Foals: Holy Fire

Many of these tracks settle into an enjoyable groove late on, suddenly liberated once the awkward vocals are out of the way.

Powered by automated translation

Holy Fire

When Foals took their first, unfaltering steps into the spotlight six years ago, they seemed intent on circumventing previous rock practices. The Oxford-formed outfit's intricate guitar ethos was influenced more by minimal techno than traditional rock bands; they stared at the floor rather a lot during live shows and even left a couple of popular singles off their debut album, Antidotes.

The first version of that album, produced by the in-demand New Yorker Dave Sitek, was infamously rejected by the band due to it sounding "like it was recorded in the Grand Canyon". Sitek's reaction to this third album might be interesting, then, as ironically that seems to be exactly the approach they have now embraced. Gone are the crisp, clever rhythms; in come great reverberating guitar riffs and bass lines while the vocals suggest the plaintive cries of a man lost deep within a mighty valley.

Foals had widened their sound with great success on their second album, 2010's Total Life Forever, but clearly made a conscious decision to up the horsepower here. Hired to produce Holy Fire were Flood and Alan Moulder, best known together for their work with the dark stadium rockers Smashing Pumpkins and Nine Inch Nails.

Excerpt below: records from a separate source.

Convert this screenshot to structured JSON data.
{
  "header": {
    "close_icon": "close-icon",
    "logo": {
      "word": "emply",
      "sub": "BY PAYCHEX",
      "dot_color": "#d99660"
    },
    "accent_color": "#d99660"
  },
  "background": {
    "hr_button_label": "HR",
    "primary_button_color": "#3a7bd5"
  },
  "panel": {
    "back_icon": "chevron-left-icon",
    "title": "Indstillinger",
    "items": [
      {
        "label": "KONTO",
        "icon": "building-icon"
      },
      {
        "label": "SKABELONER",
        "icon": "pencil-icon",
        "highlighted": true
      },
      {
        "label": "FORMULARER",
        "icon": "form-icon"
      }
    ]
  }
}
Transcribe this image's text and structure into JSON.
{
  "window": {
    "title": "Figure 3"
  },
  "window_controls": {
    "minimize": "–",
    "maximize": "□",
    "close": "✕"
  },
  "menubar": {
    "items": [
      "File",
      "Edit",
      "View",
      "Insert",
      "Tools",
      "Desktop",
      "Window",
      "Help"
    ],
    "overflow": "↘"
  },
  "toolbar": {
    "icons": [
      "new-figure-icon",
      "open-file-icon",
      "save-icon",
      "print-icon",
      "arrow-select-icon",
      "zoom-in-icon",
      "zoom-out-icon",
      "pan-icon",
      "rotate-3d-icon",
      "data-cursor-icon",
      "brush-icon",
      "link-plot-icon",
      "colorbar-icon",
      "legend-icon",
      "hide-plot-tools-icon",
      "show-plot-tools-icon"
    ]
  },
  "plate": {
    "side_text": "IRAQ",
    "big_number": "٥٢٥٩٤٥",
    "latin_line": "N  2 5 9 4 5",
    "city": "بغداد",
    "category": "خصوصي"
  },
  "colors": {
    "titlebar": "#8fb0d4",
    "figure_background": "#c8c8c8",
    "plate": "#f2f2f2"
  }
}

Those projects were emboldened by hugely charismatic, slightly maniacal singers, however. Foals' frontman Yannis Philippakis has little of that presence and sounds somewhat forlorn throughout. "I'm an animal just like you," he yelps repeatedly but unconvincingly over the mighty beats of Providence, while on the otherwise epic Late Night, the diminutive singer tries manfully to locate his metaphorical leather trousers - with little success. Perhaps tellingly, Flood and Moulder often used surreptitious methods to attain their desired sound, asking the band to make as-live demo recordings while always intending to use those versions on the album. A few more vocal takes might have been advisable.

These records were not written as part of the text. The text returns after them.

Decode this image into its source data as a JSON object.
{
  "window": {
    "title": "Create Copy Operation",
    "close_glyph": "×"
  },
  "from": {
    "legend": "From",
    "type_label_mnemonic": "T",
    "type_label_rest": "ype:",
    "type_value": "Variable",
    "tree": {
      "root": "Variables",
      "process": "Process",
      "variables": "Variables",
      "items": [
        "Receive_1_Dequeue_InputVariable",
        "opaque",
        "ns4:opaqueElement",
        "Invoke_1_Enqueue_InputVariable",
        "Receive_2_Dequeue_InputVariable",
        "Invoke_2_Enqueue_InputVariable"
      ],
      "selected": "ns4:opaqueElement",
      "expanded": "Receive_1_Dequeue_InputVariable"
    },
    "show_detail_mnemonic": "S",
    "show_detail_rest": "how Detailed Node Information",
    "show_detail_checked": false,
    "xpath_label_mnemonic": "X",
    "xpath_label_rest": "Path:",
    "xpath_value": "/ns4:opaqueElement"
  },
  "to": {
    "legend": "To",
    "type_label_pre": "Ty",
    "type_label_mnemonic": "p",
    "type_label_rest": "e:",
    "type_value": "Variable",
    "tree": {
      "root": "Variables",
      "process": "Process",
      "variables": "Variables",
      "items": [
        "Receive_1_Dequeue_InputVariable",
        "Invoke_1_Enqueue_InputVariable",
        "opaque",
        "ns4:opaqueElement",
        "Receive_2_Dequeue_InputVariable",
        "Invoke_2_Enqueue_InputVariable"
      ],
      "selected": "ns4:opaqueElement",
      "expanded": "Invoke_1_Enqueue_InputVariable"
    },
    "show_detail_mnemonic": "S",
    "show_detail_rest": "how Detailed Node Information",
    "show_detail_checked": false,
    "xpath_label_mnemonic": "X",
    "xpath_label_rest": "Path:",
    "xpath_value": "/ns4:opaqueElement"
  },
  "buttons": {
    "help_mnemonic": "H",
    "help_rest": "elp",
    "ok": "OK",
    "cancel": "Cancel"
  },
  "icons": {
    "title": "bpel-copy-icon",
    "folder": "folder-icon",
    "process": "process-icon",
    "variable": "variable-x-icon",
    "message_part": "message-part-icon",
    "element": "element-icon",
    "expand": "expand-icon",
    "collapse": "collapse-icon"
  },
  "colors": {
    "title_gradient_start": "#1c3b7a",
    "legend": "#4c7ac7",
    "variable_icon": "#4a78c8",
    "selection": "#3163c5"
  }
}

Not that Holy Fire is by any means a bad record and it gets off to an encouraging beginning with a windswept Prelude then the Chili Peppers-style funk of Inhaler, although Philippakis's opening line is hardly encouraging: "Sticks and stones may break my bones," he warbles, as if intending to add the finished lyrics later.

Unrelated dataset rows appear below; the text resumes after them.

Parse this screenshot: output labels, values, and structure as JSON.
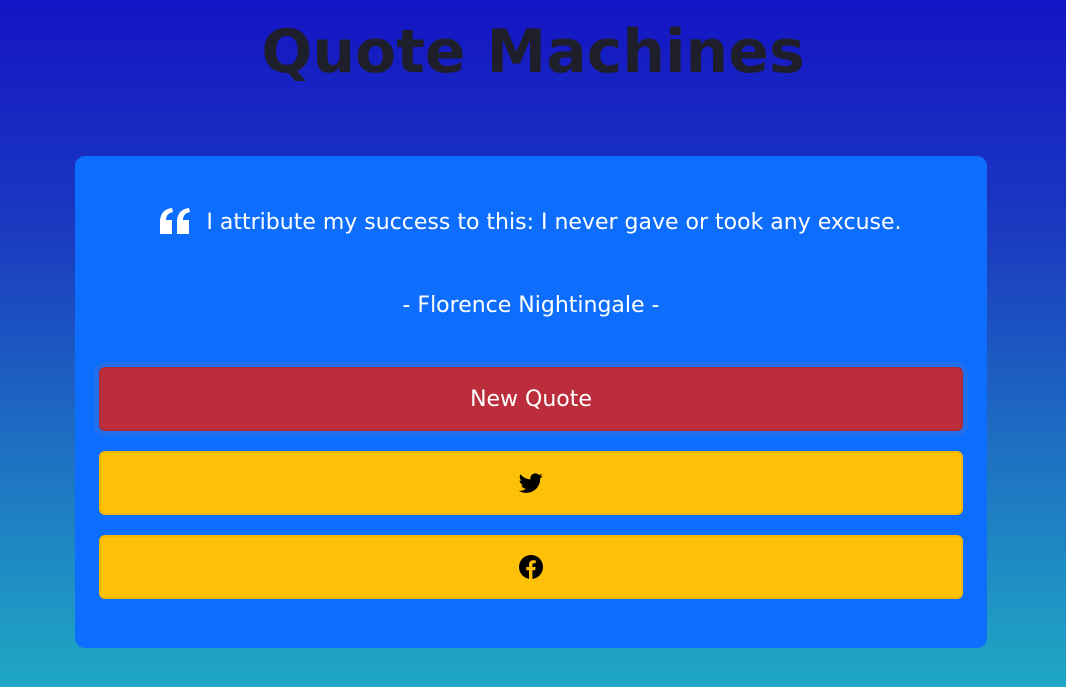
{
  "header": {
    "title": "Quote Machines"
  },
  "quote": {
    "icon": "quote-left-icon",
    "text": "I attribute my success to this: I never gave or took any excuse.",
    "author": "- Florence Nightingale -"
  },
  "buttons": {
    "new_quote_label": "New Quote",
    "twitter_icon": "twitter-icon",
    "facebook_icon": "facebook-icon"
  },
  "colors": {
    "card_background": "#0d6efd",
    "new_quote_button": "#bb2d3b",
    "share_button": "#ffc107",
    "title_text": "#1f1f2b",
    "gradient_top": "#1414c4",
    "gradient_bottom": "#1fa8c5"
  }
}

Indeed, many of these tracks settle into an enjoyable groove late on, suddenly liberated once the awkward vocals are out of the way. Foals may be loath to admit it, but this oddly unbalanced album reeks of a hoary old rock cliché: musical differences.

Foals Holy Fire (Transgressive)